Let the example of power come after, never before, the power of example
“My way or the highway.” This is the conflict resolution mantra of the power-hungry. They sometimes rationalize their power-centric tactics with the Bhagavad-gita’s call for violence. The Gita’s message is far greater and deeper than a mere call to arms. In fact, its essential message is a call to love, enlightened love directed towards Krishna and radiating through him to all living beings.
The greatest power that can inspire everyone towards this spiritual love is the power of example – the example of saintly individuals leading a life of devotion to God and service to all living beings.
The Pandavas exemplified such love through their personal lives, their just rule and their tolerant acceptance of the injustices inflicted upon them by the Kauravas. Arjuna’s readiness to even accept death for avoiding a bloody war, as expressed in the Bhagavad-gita (01.45), confirms that he was not at all power-hungry.
Krishna himself showed the power of example when despite being the most powerful warrior in the world he went to the Kauravas as a humble peace envoy. His example of humility coupled with his sound reasoning influenced many of the Kuru leaders, but not Duryodhana.
Some people like Duryodhana are totally blinded by their greed for power. Such people if they gain power can become monstrous misleaders who can harm millions.
To prevent such a calamity, they need to be taught in the only language they understand: the example of power. They can be silenced and subdued only by a display of power greater than theirs, as happened at Kuruksehtra after Krishna spoke the Gita.
What makes Gita wisdom enduring and endearing is not its contextual call for unleashing the example of power, but its universal call for unveiling the power of example.

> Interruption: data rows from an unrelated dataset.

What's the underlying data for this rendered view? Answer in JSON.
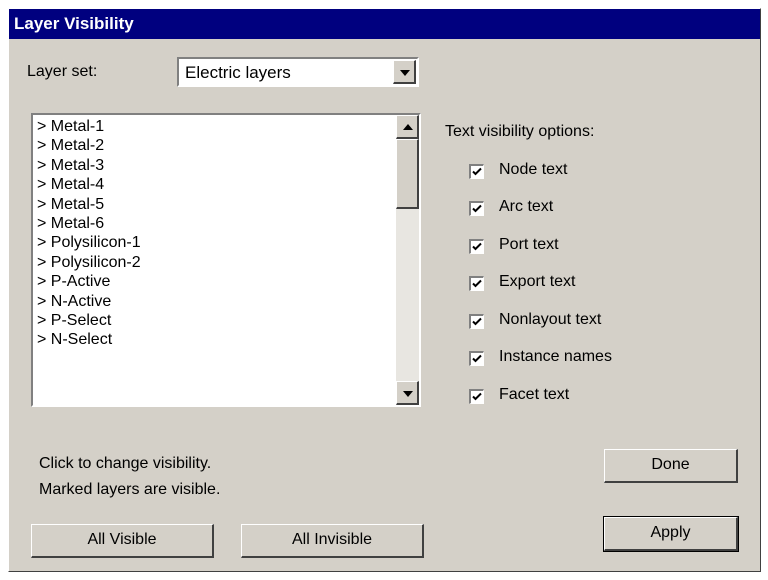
{
  "title": "Layer Visibility",
  "layer_set": {
    "label": "Layer set:",
    "value": "Electric layers"
  },
  "layers": [
    "> Metal-1",
    "> Metal-2",
    "> Metal-3",
    "> Metal-4",
    "> Metal-5",
    "> Metal-6",
    "> Polysilicon-1",
    "> Polysilicon-2",
    "> P-Active",
    "> N-Active",
    "> P-Select",
    "> N-Select"
  ],
  "text_options": {
    "heading": "Text visibility options:",
    "items": [
      {
        "label": "Node text",
        "checked": true
      },
      {
        "label": "Arc text",
        "checked": true
      },
      {
        "label": "Port text",
        "checked": true
      },
      {
        "label": "Export text",
        "checked": true
      },
      {
        "label": "Nonlayout text",
        "checked": true
      },
      {
        "label": "Instance names",
        "checked": true
      },
      {
        "label": "Facet text",
        "checked": true
      }
    ]
  },
  "hint": {
    "line1": "Click to change visibility.",
    "line2": "Marked layers are visible."
  },
  "buttons": {
    "all_visible": "All Visible",
    "all_invisible": "All Invisible",
    "done": "Done",
    "apply": "Apply"
  },
  "icons": {
    "scroll_up": "scroll-up-arrow-icon",
    "scroll_down": "scroll-down-arrow-icon",
    "dropdown": "chevron-down-icon",
    "check": "checkmark-icon"
  }
}
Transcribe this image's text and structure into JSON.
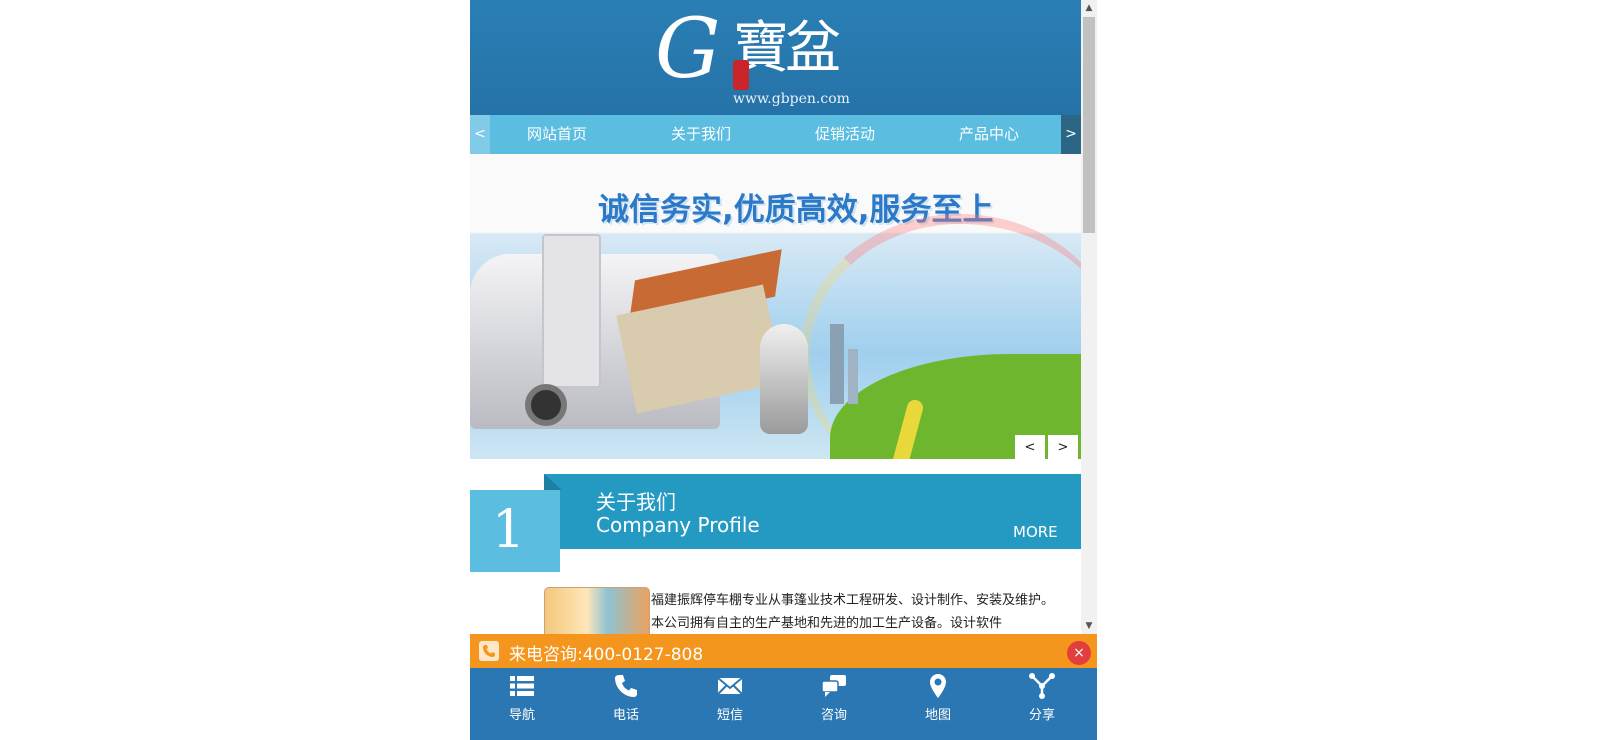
{
  "header": {
    "logo_letter": "G",
    "logo_chinese": "寶盆",
    "logo_url": "www.gbpen.com"
  },
  "nav": {
    "prev": "<",
    "next": ">",
    "items": [
      "网站首页",
      "关于我们",
      "促销活动",
      "产品中心"
    ]
  },
  "banner": {
    "slogan": "诚信务实,优质高效,服务至上",
    "prev": "<",
    "next": ">"
  },
  "about": {
    "number": "1",
    "title": "关于我们",
    "subtitle": "Company Profile",
    "more": "MORE",
    "text": "福建振辉停车棚专业从事篷业技术工程研发、设计制作、安装及维护。 本公司拥有自主的生产基地和先进的加工生产设备。设计软件"
  },
  "scrollbar": {
    "up": "▲",
    "down": "▼"
  },
  "phone_bar": {
    "label": "来电咨询:",
    "number": "400-0127-808",
    "close": "×"
  },
  "bottom_bar": {
    "items": [
      {
        "label": "导航",
        "icon": "list-icon"
      },
      {
        "label": "电话",
        "icon": "phone-icon"
      },
      {
        "label": "短信",
        "icon": "envelope-icon"
      },
      {
        "label": "咨询",
        "icon": "chat-icon"
      },
      {
        "label": "地图",
        "icon": "map-pin-icon"
      },
      {
        "label": "分享",
        "icon": "share-icon"
      }
    ]
  },
  "colors": {
    "header_blue": "#2572a8",
    "nav_blue": "#5bbde0",
    "section_blue": "#249ac2",
    "orange": "#f4961e",
    "bottom_blue": "#2b77b3",
    "close_red": "#e23e3e"
  }
}
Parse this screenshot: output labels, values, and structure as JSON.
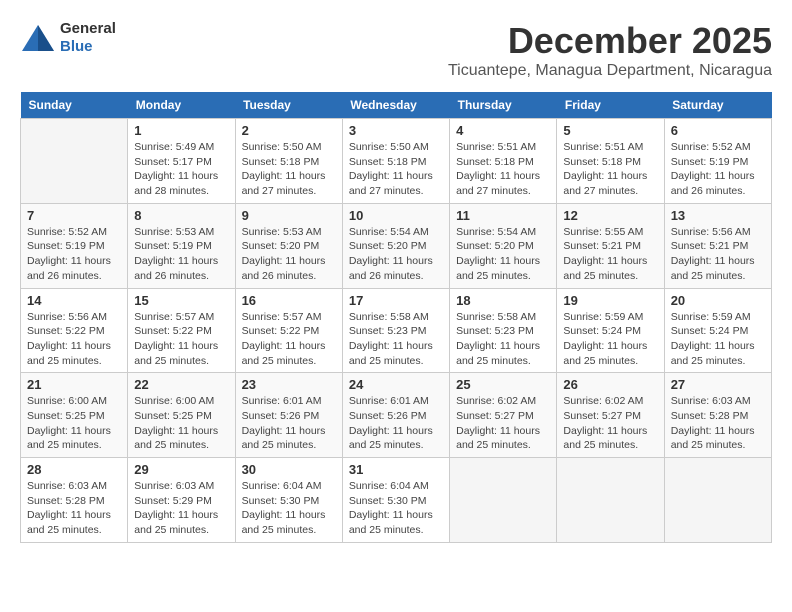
{
  "logo": {
    "general": "General",
    "blue": "Blue"
  },
  "header": {
    "month": "December 2025",
    "location": "Ticuantepe, Managua Department, Nicaragua"
  },
  "weekdays": [
    "Sunday",
    "Monday",
    "Tuesday",
    "Wednesday",
    "Thursday",
    "Friday",
    "Saturday"
  ],
  "weeks": [
    [
      {
        "day": "",
        "empty": true
      },
      {
        "day": "1",
        "sunrise": "5:49 AM",
        "sunset": "5:17 PM",
        "daylight": "11 hours and 28 minutes."
      },
      {
        "day": "2",
        "sunrise": "5:50 AM",
        "sunset": "5:18 PM",
        "daylight": "11 hours and 27 minutes."
      },
      {
        "day": "3",
        "sunrise": "5:50 AM",
        "sunset": "5:18 PM",
        "daylight": "11 hours and 27 minutes."
      },
      {
        "day": "4",
        "sunrise": "5:51 AM",
        "sunset": "5:18 PM",
        "daylight": "11 hours and 27 minutes."
      },
      {
        "day": "5",
        "sunrise": "5:51 AM",
        "sunset": "5:18 PM",
        "daylight": "11 hours and 27 minutes."
      },
      {
        "day": "6",
        "sunrise": "5:52 AM",
        "sunset": "5:19 PM",
        "daylight": "11 hours and 26 minutes."
      }
    ],
    [
      {
        "day": "7",
        "sunrise": "5:52 AM",
        "sunset": "5:19 PM",
        "daylight": "11 hours and 26 minutes."
      },
      {
        "day": "8",
        "sunrise": "5:53 AM",
        "sunset": "5:19 PM",
        "daylight": "11 hours and 26 minutes."
      },
      {
        "day": "9",
        "sunrise": "5:53 AM",
        "sunset": "5:20 PM",
        "daylight": "11 hours and 26 minutes."
      },
      {
        "day": "10",
        "sunrise": "5:54 AM",
        "sunset": "5:20 PM",
        "daylight": "11 hours and 26 minutes."
      },
      {
        "day": "11",
        "sunrise": "5:54 AM",
        "sunset": "5:20 PM",
        "daylight": "11 hours and 25 minutes."
      },
      {
        "day": "12",
        "sunrise": "5:55 AM",
        "sunset": "5:21 PM",
        "daylight": "11 hours and 25 minutes."
      },
      {
        "day": "13",
        "sunrise": "5:56 AM",
        "sunset": "5:21 PM",
        "daylight": "11 hours and 25 minutes."
      }
    ],
    [
      {
        "day": "14",
        "sunrise": "5:56 AM",
        "sunset": "5:22 PM",
        "daylight": "11 hours and 25 minutes."
      },
      {
        "day": "15",
        "sunrise": "5:57 AM",
        "sunset": "5:22 PM",
        "daylight": "11 hours and 25 minutes."
      },
      {
        "day": "16",
        "sunrise": "5:57 AM",
        "sunset": "5:22 PM",
        "daylight": "11 hours and 25 minutes."
      },
      {
        "day": "17",
        "sunrise": "5:58 AM",
        "sunset": "5:23 PM",
        "daylight": "11 hours and 25 minutes."
      },
      {
        "day": "18",
        "sunrise": "5:58 AM",
        "sunset": "5:23 PM",
        "daylight": "11 hours and 25 minutes."
      },
      {
        "day": "19",
        "sunrise": "5:59 AM",
        "sunset": "5:24 PM",
        "daylight": "11 hours and 25 minutes."
      },
      {
        "day": "20",
        "sunrise": "5:59 AM",
        "sunset": "5:24 PM",
        "daylight": "11 hours and 25 minutes."
      }
    ],
    [
      {
        "day": "21",
        "sunrise": "6:00 AM",
        "sunset": "5:25 PM",
        "daylight": "11 hours and 25 minutes."
      },
      {
        "day": "22",
        "sunrise": "6:00 AM",
        "sunset": "5:25 PM",
        "daylight": "11 hours and 25 minutes."
      },
      {
        "day": "23",
        "sunrise": "6:01 AM",
        "sunset": "5:26 PM",
        "daylight": "11 hours and 25 minutes."
      },
      {
        "day": "24",
        "sunrise": "6:01 AM",
        "sunset": "5:26 PM",
        "daylight": "11 hours and 25 minutes."
      },
      {
        "day": "25",
        "sunrise": "6:02 AM",
        "sunset": "5:27 PM",
        "daylight": "11 hours and 25 minutes."
      },
      {
        "day": "26",
        "sunrise": "6:02 AM",
        "sunset": "5:27 PM",
        "daylight": "11 hours and 25 minutes."
      },
      {
        "day": "27",
        "sunrise": "6:03 AM",
        "sunset": "5:28 PM",
        "daylight": "11 hours and 25 minutes."
      }
    ],
    [
      {
        "day": "28",
        "sunrise": "6:03 AM",
        "sunset": "5:28 PM",
        "daylight": "11 hours and 25 minutes."
      },
      {
        "day": "29",
        "sunrise": "6:03 AM",
        "sunset": "5:29 PM",
        "daylight": "11 hours and 25 minutes."
      },
      {
        "day": "30",
        "sunrise": "6:04 AM",
        "sunset": "5:30 PM",
        "daylight": "11 hours and 25 minutes."
      },
      {
        "day": "31",
        "sunrise": "6:04 AM",
        "sunset": "5:30 PM",
        "daylight": "11 hours and 25 minutes."
      },
      {
        "day": "",
        "empty": true
      },
      {
        "day": "",
        "empty": true
      },
      {
        "day": "",
        "empty": true
      }
    ]
  ]
}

"Better for me if the sons of Dhrtarastra, weapons in hand, were to kill me unarmed and unresisting on the battleﬁeld."